+2.  I grow a variety of chiles and pretty much do everything - dry them, freeze them, hot sauces, chili garlic pastes, etc. Love some chiles.
Yes, and when I make hot sauce that gets cooked I now do it outside. The same goes for processing horseradish. We made some extra hot sirachha a couple years ago and we were tearing up, the dog was whining and the cat was meowing.


Ouch  ;D    My favorite is taking the lid off the blender when I've made a batch of fire breathing sauce. It's like a punch in the face where you cough uncontrollably.

194
Homebrewer Bios / Re: Brewer Bio: Chris in Colorado
« on: June 04, 2015, 08:02:12 AM »
With Photobucket, there are technically 4 links: Email & IM, Direct, HTML, and IMG.  But the first two are really the same, so not sure why they have two there.  I usually use the IMG link for forum posts.

That's strange. I've only been able to get 'direct' to post out of that list.  Go figure.

195
Homebrewer Bios / Re: Brewer Bio: Chris in Colorado
« on: June 04, 2015, 07:37:06 AM »
Thanks everyone! I appreciate all of your help throughout the years. I will work on getting pics up. For some reason, I am having trouble with linking from Photobucket.
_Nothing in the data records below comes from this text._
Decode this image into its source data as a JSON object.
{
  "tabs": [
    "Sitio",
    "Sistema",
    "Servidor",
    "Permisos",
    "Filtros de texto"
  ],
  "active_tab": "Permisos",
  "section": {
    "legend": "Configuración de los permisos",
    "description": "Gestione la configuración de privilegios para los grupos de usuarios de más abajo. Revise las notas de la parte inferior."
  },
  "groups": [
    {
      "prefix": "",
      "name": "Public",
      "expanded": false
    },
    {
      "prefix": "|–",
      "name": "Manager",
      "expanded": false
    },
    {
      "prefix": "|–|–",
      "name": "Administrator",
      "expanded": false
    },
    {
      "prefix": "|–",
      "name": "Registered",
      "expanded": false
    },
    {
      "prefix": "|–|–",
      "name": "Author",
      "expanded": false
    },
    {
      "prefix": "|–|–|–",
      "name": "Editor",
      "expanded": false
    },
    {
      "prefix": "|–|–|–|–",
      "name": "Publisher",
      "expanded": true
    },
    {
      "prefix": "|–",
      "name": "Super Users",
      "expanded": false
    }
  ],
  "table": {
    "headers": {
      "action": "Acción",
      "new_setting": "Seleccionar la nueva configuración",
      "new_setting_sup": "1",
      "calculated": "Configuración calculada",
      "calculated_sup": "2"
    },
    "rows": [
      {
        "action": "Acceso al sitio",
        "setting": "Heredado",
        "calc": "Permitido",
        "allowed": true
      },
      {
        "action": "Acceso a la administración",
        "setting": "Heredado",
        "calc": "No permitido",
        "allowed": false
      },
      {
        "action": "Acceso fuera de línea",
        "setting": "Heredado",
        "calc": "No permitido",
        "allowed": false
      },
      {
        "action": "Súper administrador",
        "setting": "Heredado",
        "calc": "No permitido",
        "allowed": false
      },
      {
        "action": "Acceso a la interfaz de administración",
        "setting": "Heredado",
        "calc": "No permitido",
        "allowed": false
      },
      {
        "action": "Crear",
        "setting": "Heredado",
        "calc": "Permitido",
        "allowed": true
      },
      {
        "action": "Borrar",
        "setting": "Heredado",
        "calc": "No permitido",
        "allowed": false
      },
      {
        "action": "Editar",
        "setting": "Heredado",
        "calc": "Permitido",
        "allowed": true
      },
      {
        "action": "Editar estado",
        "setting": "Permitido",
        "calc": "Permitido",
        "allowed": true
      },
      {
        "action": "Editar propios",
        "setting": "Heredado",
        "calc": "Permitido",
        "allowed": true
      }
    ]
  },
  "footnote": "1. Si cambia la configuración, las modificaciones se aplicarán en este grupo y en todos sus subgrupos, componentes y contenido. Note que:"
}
I use Photobucket.  Did you use the 'direct' link ? There are three links IIRC, and the 'direct' one is the one that posts correctly.

I have a feeling you might be on to something. When I click 'share' then 'get link' it just pops up without any other options. Every time it appears to produce a different link. I will keep poking...

I think if you double click on one of the uploaded pics to enlarge then you'll see the three different links. Then copy the 'direct' link and paste between the brackets. I'm pretty sure that's what I do.

Pages: 1 ... 11 12 [13] 14 15 ... 431